[Problem to work on]:
If a line of the material contains "text", copy it.

[Material provided]:

===============

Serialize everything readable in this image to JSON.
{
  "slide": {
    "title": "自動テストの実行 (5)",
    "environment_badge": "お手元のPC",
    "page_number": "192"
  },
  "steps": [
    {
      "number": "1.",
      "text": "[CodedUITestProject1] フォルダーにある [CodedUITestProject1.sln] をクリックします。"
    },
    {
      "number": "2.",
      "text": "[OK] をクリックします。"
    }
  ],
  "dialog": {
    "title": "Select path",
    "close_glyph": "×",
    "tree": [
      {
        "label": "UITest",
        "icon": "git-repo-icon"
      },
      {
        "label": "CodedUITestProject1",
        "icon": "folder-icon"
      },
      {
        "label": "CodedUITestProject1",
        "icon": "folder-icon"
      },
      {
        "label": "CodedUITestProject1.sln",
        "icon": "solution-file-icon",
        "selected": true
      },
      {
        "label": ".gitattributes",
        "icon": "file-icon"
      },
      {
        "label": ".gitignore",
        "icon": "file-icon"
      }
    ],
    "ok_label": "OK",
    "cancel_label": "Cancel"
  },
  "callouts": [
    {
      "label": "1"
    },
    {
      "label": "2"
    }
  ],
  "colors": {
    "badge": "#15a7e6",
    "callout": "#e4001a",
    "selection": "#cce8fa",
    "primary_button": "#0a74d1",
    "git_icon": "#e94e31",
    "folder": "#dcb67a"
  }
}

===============

[Answer]:
      "text": "[CodedUITestProject1] フォルダーにある [CodedUITestProject1.sln] をクリックします。"
      "text": "[OK] をクリックします。"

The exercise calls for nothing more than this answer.